■ TASK PROMPT
Write out each record in full and exactly as given. Skip any pictures.

☆ ☆ ☆ ☆ ☆ ☆ ☆

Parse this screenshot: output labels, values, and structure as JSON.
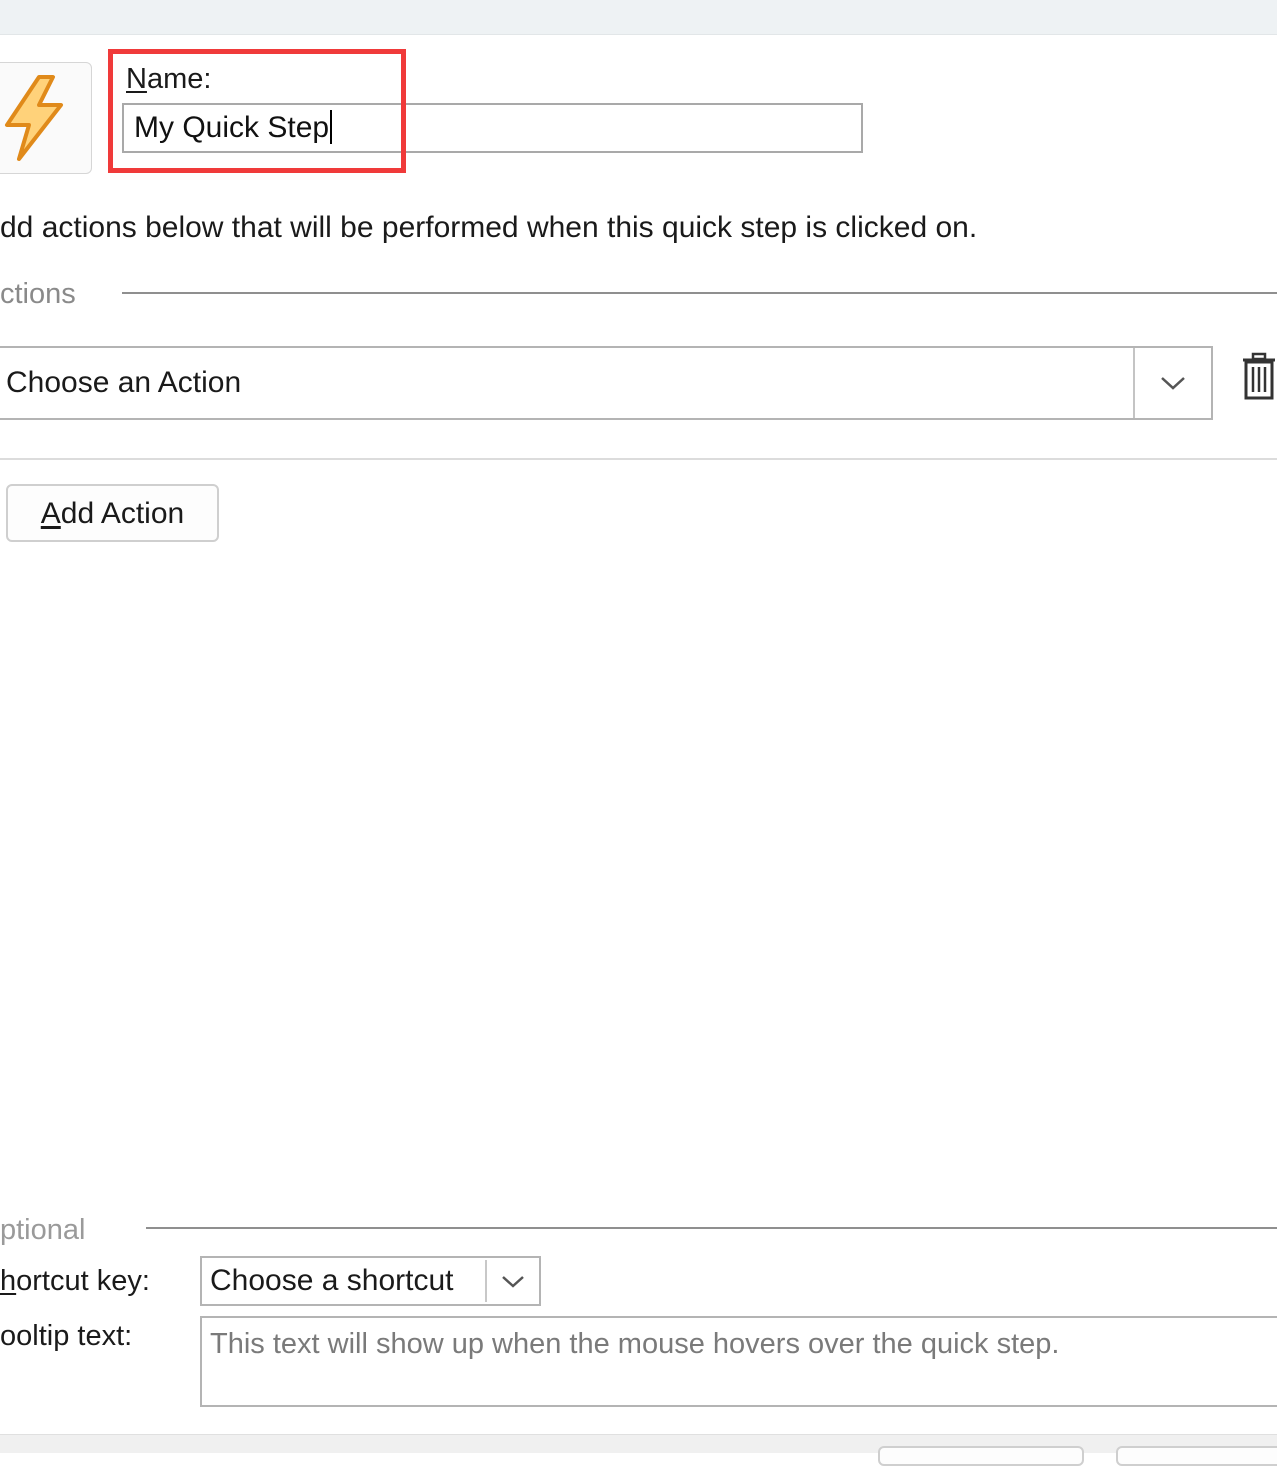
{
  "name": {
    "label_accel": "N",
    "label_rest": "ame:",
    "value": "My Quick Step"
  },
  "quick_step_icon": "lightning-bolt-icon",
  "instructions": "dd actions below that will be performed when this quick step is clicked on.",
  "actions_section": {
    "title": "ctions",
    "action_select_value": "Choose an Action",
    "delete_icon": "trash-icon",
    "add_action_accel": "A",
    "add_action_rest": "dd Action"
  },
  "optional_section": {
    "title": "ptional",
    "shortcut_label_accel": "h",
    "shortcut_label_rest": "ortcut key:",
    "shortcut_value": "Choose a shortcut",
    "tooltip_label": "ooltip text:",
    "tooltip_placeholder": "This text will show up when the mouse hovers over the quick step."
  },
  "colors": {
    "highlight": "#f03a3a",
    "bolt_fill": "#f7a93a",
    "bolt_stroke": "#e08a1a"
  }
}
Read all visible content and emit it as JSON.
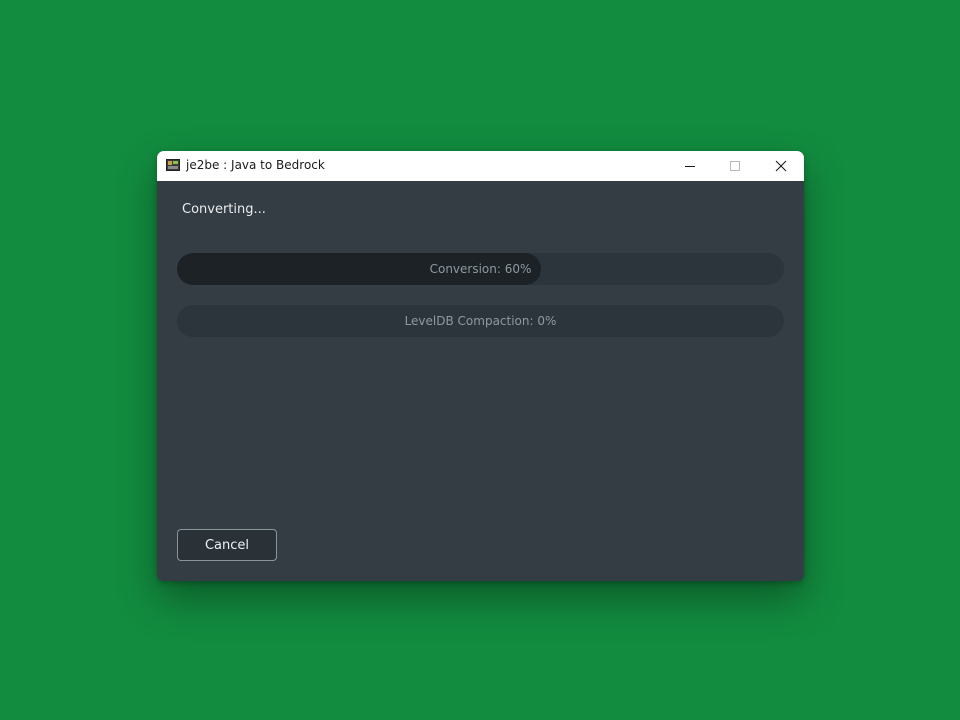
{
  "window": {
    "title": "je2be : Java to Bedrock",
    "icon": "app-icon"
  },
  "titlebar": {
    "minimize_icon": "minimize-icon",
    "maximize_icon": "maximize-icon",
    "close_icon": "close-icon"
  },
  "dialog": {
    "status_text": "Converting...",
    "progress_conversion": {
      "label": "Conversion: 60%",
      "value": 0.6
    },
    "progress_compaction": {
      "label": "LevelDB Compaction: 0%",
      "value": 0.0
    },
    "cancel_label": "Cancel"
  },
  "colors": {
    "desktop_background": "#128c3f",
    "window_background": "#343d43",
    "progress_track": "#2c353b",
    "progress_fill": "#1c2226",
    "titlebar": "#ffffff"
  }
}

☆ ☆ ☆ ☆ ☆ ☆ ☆

■ RESPONSE AREA
Parse this screenshot: output labels, values, and structure as JSON.
{
  "name": {
    "label_accel": "N",
    "label_rest": "ame:",
    "value": "My Quick Step"
  },
  "quick_step_icon": "lightning-bolt-icon",
  "instructions": "dd actions below that will be performed when this quick step is clicked on.",
  "actions_section": {
    "title": "ctions",
    "action_select_value": "Choose an Action",
    "delete_icon": "trash-icon",
    "add_action_accel": "A",
    "add_action_rest": "dd Action"
  },
  "optional_section": {
    "title": "ptional",
    "shortcut_label_accel": "h",
    "shortcut_label_rest": "ortcut key:",
    "shortcut_value": "Choose a shortcut",
    "tooltip_label": "ooltip text:",
    "tooltip_placeholder": "This text will show up when the mouse hovers over the quick step."
  },
  "colors": {
    "highlight": "#f03a3a",
    "bolt_fill": "#f7a93a",
    "bolt_stroke": "#e08a1a"
  }
}
Read all visible content and emit it as JSON.
{
  "window": {
    "title": "je2be : Java to Bedrock",
    "icon": "app-icon"
  },
  "titlebar": {
    "minimize_icon": "minimize-icon",
    "maximize_icon": "maximize-icon",
    "close_icon": "close-icon"
  },
  "dialog": {
    "status_text": "Converting...",
    "progress_conversion": {
      "label": "Conversion: 60%",
      "value": 0.6
    },
    "progress_compaction": {
      "label": "LevelDB Compaction: 0%",
      "value": 0.0
    },
    "cancel_label": "Cancel"
  },
  "colors": {
    "desktop_background": "#128c3f",
    "window_background": "#343d43",
    "progress_track": "#2c353b",
    "progress_fill": "#1c2226",
    "titlebar": "#ffffff"
  }
}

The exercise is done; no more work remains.